Winter means hard training and illness for many young swimmers. Any illness is a setback, pulling the swimmer out of the pool for days, a week, or even longer.
Some factors hurt the immune system’s ability to function well, such as lack of sleep, poor nutrition, getting exposed to new germs, mental stress, and even weight loss. When the immune system isn’t working well, the swimmer may be more susceptible to illness.
One area swimmers can focus on is nutrition. Fruits, vegetables and whole grains are essential to an immune-boosting, healthy diet. Whole foods offer a complex array of vitamins, minerals, antioxidants, phytochemicals, and more, helping to ward off illness year-round.
Add some of these immune-boosting foods in your daily eating routine:
Yogurt: Yogurts that contain probiotics, noted on the label by the phrase “Live and Active Cultures,” may increase the presence of good bacteria in the intestinal tract and bolster the immune system. Some yogurts also contain vitamin D (listed on the Nutrition Facts Panel as a percentage; 20% or more is considered a good source of vitamin D), a nutrient that when deficient is associated with an increased risk of cold and flu.
Dark-colored Berries: Berries that are dark or bright in color, such as blackberries and blueberries, contain a flavonoid called anthocyanin. Anthocyanin may strengthen the immune system and fight disease.
Almonds: Many nuts contain vitamin E, which is an antioxidant. Antioxidants slow down the process of cell damage and may boost the immune system.
Oats or Barley: Oats and barley contain a special fiber called beta-glucan, which is an antioxidant and an antimicrobial (a substance that fights harmful micro-organisms).
Sweet potatoes: Sweet potatoes are rich in vitamin A, also an antioxidant, which helps to build connective tissue like skin. Skin is the first line of defense for fighting bacterial and other infections.
Grapefruit: Grapefruit contains vitamin C, an antioxidant, and is also loaded with flavonoids (plant pigments), which help to activate the immune system.
Beef: Beef is a good source of zinc for the athlete. Zinc helps white blood cells develop. Swimmers with even a mild deficiency of zinc have been shown to be more susceptible to infection.
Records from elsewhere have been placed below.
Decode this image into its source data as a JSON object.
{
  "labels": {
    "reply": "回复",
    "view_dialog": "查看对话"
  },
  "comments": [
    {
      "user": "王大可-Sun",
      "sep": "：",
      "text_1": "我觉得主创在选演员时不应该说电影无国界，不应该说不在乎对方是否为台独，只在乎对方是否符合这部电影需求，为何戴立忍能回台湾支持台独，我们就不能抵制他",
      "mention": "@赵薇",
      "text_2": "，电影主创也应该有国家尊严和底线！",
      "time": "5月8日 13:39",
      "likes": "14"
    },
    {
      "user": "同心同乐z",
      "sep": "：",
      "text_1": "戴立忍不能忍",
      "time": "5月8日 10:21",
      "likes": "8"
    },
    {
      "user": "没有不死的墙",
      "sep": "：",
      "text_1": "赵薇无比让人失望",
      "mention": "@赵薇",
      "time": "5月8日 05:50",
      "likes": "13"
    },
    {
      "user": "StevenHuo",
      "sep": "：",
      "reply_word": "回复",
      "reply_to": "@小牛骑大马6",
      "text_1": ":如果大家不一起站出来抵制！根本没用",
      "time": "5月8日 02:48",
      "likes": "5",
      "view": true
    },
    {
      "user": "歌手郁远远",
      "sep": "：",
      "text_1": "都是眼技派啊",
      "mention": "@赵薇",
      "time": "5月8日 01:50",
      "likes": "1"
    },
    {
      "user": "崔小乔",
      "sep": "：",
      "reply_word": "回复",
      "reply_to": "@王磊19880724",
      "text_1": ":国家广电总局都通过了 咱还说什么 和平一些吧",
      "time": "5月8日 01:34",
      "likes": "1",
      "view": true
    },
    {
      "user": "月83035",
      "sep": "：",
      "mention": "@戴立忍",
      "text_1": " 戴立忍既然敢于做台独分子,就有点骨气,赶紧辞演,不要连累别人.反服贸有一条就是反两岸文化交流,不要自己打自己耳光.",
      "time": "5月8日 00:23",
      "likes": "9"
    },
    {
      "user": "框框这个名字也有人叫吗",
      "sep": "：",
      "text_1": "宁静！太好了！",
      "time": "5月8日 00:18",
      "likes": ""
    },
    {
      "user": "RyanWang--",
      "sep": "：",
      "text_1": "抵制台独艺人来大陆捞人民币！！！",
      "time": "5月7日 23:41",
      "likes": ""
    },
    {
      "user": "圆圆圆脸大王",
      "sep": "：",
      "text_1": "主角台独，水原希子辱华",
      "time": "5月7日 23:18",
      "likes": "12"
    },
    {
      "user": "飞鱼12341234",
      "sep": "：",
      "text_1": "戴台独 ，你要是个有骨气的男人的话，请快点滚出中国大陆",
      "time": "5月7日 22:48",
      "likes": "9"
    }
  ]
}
Jill Castle, MS, RDN is a registered dietitian, childhood nutritionist, and youth sports nutrition expert. She is the author of Eat Like a Champion: Performance Nutrition for Your Young Athlete. Learn more about Jill at www.JillCastle.com.